There were people here all right. People who didn’t want other people to get in unless they were invited.
We had been invited. I stopped in front of the gate, and waited. Once we’d made contact, her instructions were simple. We waited here, just like the lady on the radio told us to.
As the minutes passed, my mind raced. I had no backup plan. If things went bad, I needed to make sure that David could get home. That he remembered what he was supposed to do to survive in a worst case scenario. I’d trained him for it. He was young, but he was thoughtful and strong and smart—nothing I could take credit for, but the inevitable result of fighting for your survival every day for your whole life.
We came here because I didn’t want that to be his whole existence. I wanted nothing more than a normal life for him. I wanted him to have friends his age. I wanted him to have an education. I wanted him to have opportunity. But coming here was a risk all the same. I scrambled to come up with something he’d remember—something that would help keep him safe if the worst happened.
“The road is three,” I said. “Remember that David, the road is three.”
“Isn’t that what I said?” His brow furrowed over his green eyes.
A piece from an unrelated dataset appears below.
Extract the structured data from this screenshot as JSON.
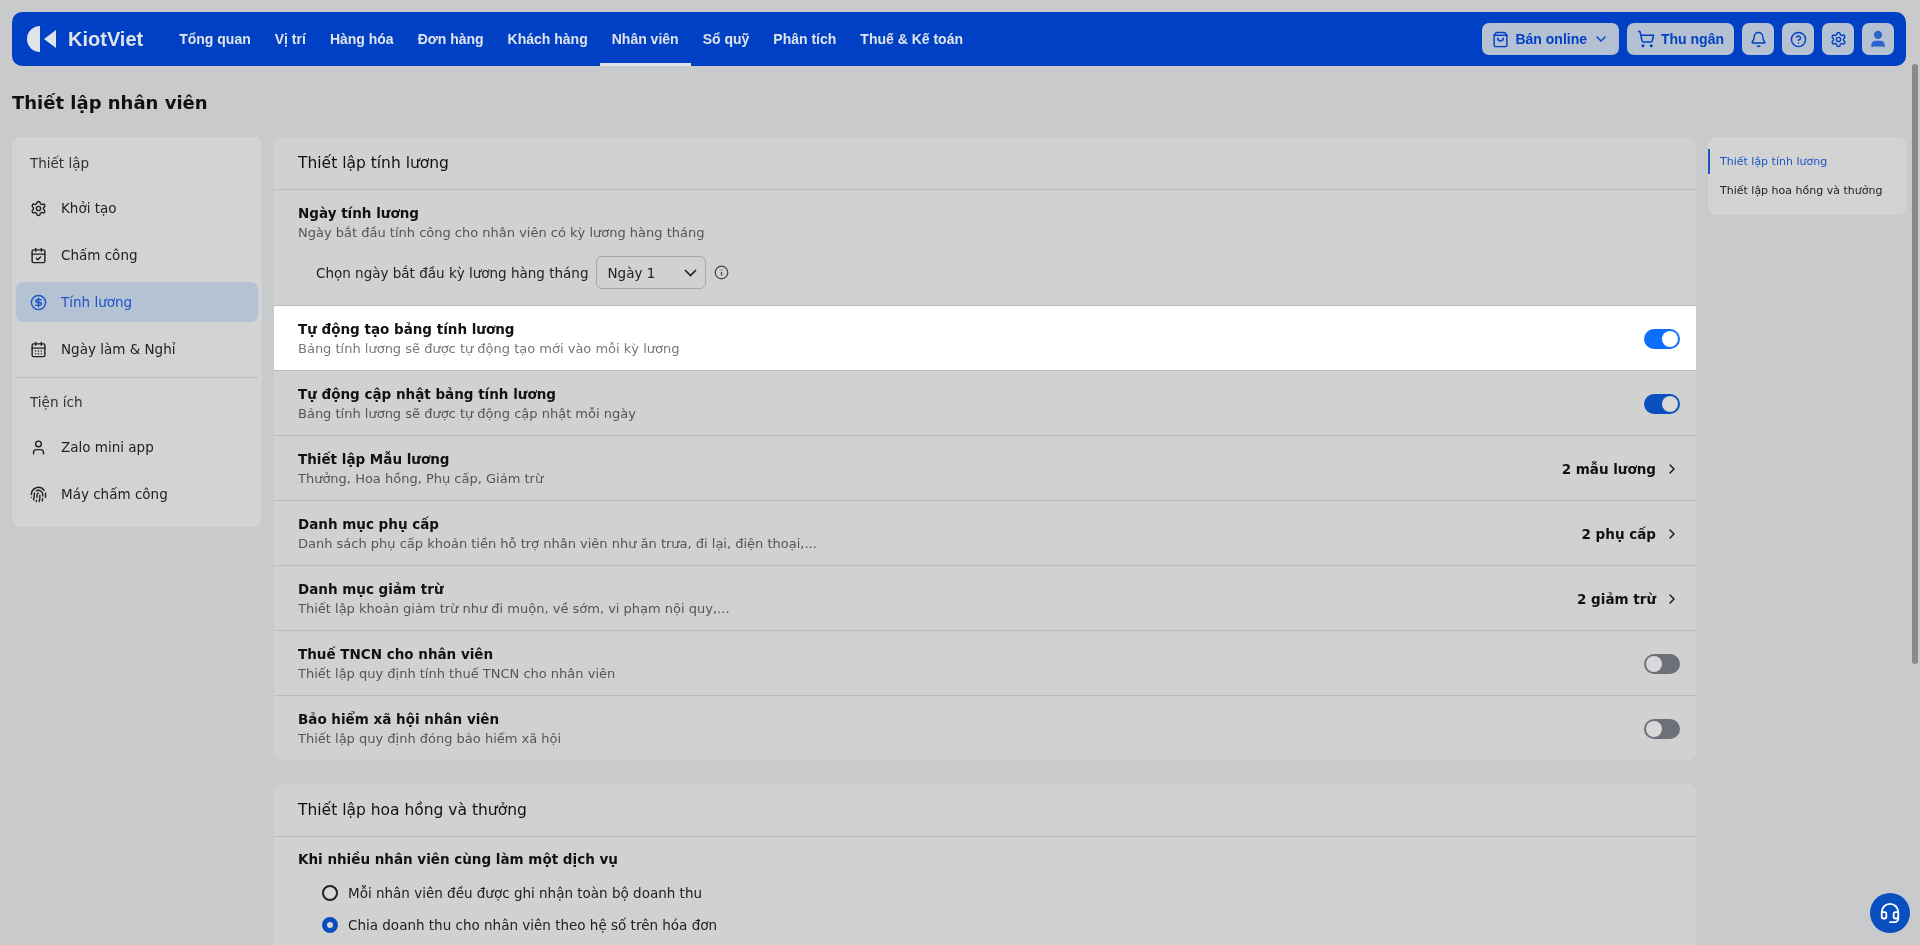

“The road is three. It’s where you were, where you are, and where you want to be. If anything happens to me, this road can take you home. Do you think you can get home on your own?” I turned and looked behind us, in the direction we had come.
He looked up at me with those beautiful green eyes that reminded me with a sudden, sharp pang in my gut of his mother. Clearly, I hadn’t managed to keep the fear out of my voice. But David he was a strong kid. I knew he could do this.
“I—I think so,” he said. He turned and looked long and hard down the road, then pointed—correctly—in the direction of our cabin in the mountains, several days’ hike and maybe forty miles distant. He met my gaze. I nodded. His hand dropped.
“The road is three,” he said. “It’s where you were, where you are, and where you want to be. But we want to be here, don’t we Dad?”
I turned back to the fence. Several people could be seen through the fence now, walking toward us. In the distance, I thought I heard the low sound of an engine rumble to life. Hope flared in my chest, impossible hope.
“I hope so,” I said. “But that could change, and I need to make sure you’re ready.”
David took a deep breath and let it out with a heavy sigh. “I’m ready.”
Together we waited to be welcomed—or turned away—from New Colorado.
Copyright © 2017 by M.G. Herron. All rights reserved. This is a work of fiction. All characters and events portrayed in this book are fictional, and any resemblance to real people or incidents is purely coincidental. This book, or parts thereof, may not be reproduced in any form without permission.
If you liked this story, you might also enjoy The End of the World Is Better with Friends or Low Desert, High Mountain, Big Lizard. Both are in the same universe, and follow different young men as they face down deadly monsters the invaders left behind. Click the covers to buy the books on Amazon!